250 years since Captain Cook landed in Australia, it’s time to acknowledge the violence of first encounters.
The Conversation, CC BY63 MB (download)
The way Australia has commemorated Cook's arrival has changed over time – from military displays in 1870 to waning interest in Cook in the 1950s, followed by the fever pitch celebrations of 1970.
New Zealand's commemorations of James Cook's arrival 250 years ago were least about the British explorer himself, but instead focused on Polynesian voyaging heritage and encounters with Māori.
Explore Cook's journey through the Pacific, the orders that brought him in search of the 'Great Southern Land' and the impact of his arrival in our new interactive.
An honest reckoning with Captain Cook’s legacy won’t heal things overnight. But it’s a start.
The Conversation41.4 MB (download)
The impact of 1770 has never eased for Aboriginal people.

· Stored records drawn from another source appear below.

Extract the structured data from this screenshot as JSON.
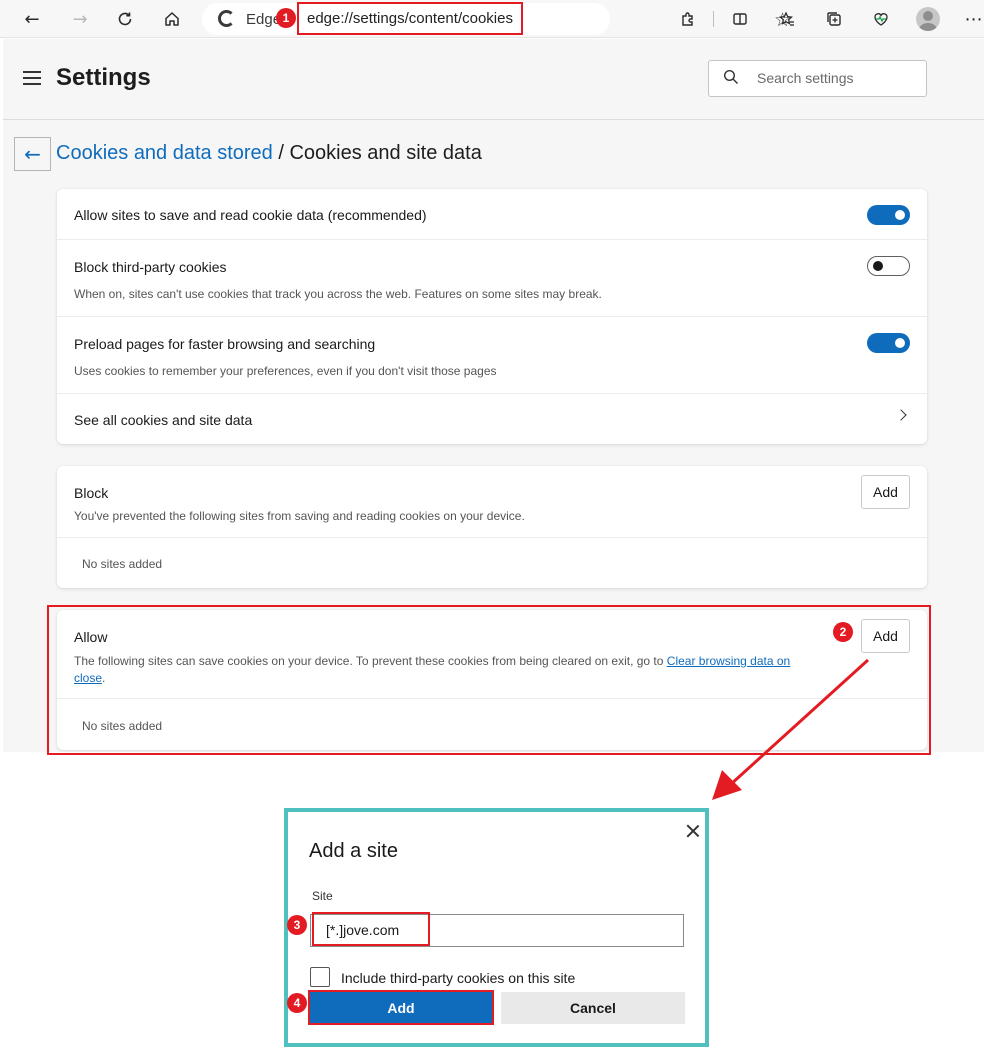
{
  "browser": {
    "tab_label": "Edge",
    "url": "edge://settings/content/cookies",
    "icons": [
      "back-icon",
      "forward-icon",
      "refresh-icon",
      "home-icon",
      "favorite-star-icon",
      "extensions-icon",
      "split-screen-icon",
      "favorites-icon",
      "collections-icon",
      "browser-essentials-icon",
      "profile-avatar-icon",
      "more-icon"
    ]
  },
  "settings": {
    "title": "Settings",
    "search_placeholder": "Search settings"
  },
  "breadcrumb": {
    "parent": "Cookies and data stored",
    "separator": " / ",
    "current": "Cookies and site data"
  },
  "cookie_options": [
    {
      "title": "Allow sites to save and read cookie data (recommended)",
      "description": "",
      "enabled": true
    },
    {
      "title": "Block third-party cookies",
      "description": "When on, sites can't use cookies that track you across the web. Features on some sites may break.",
      "enabled": false
    },
    {
      "title": "Preload pages for faster browsing and searching",
      "description": "Uses cookies to remember your preferences, even if you don't visit those pages",
      "enabled": true
    },
    {
      "title": "See all cookies and site data"
    }
  ],
  "block": {
    "title": "Block",
    "description": "You've prevented the following sites from saving and reading cookies on your device.",
    "add_label": "Add",
    "empty": "No sites added"
  },
  "allow": {
    "title": "Allow",
    "description_prefix": "The following sites can save cookies on your device. To prevent these cookies from being cleared on exit, go to ",
    "link_part1": "Clear browsing data on",
    "link_part2": "close",
    "description_suffix": ".",
    "add_label": "Add",
    "empty": "No sites added"
  },
  "dialog": {
    "title": "Add a site",
    "site_label": "Site",
    "site_value": "[*.]jove.com",
    "checkbox_label": "Include third-party cookies on this site",
    "checkbox_checked": false,
    "add_label": "Add",
    "cancel_label": "Cancel"
  },
  "steps": [
    "1",
    "2",
    "3",
    "4"
  ],
  "colors": {
    "accent": "#0f6cbd",
    "annotation_red": "#e31b23",
    "dialog_border": "#4fbfbf"
  }
}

It was a collision of catastrophic proportions.
To find out how the teaching of Captain Cook in Australian schools has changed, I examined textbooks used in the 1950s until today.
Botany was an integral feature of Britain’s colonial and imperial ambitions.
Re-enactments of James Cook's arrival in Australia have served only to gloss over the violence of his interactions with Indigenous people and elevate Australia's imperial and British connections.
Every European ship that voyaged the Pacific was, in the first instance, a floating fortress, an independent command that could send out small shore parties or to concentrate firepower as needed.
For celebrated botanist Joseph Banks, his voyage with James Cook was more about extending imperial power than simply discovery.
On one of the world's most remote islands, a species of duck has learned to scavenge on dead seals.
The government's investment in a celebration of 250 years since James Cook's voyage to and along Australia, if not done properly, will further inflame the history wars in Australia.
2019 marks the 250th anniversary of Captain James Cook's arrival in New Zealand and the beginning of European contact with Māori.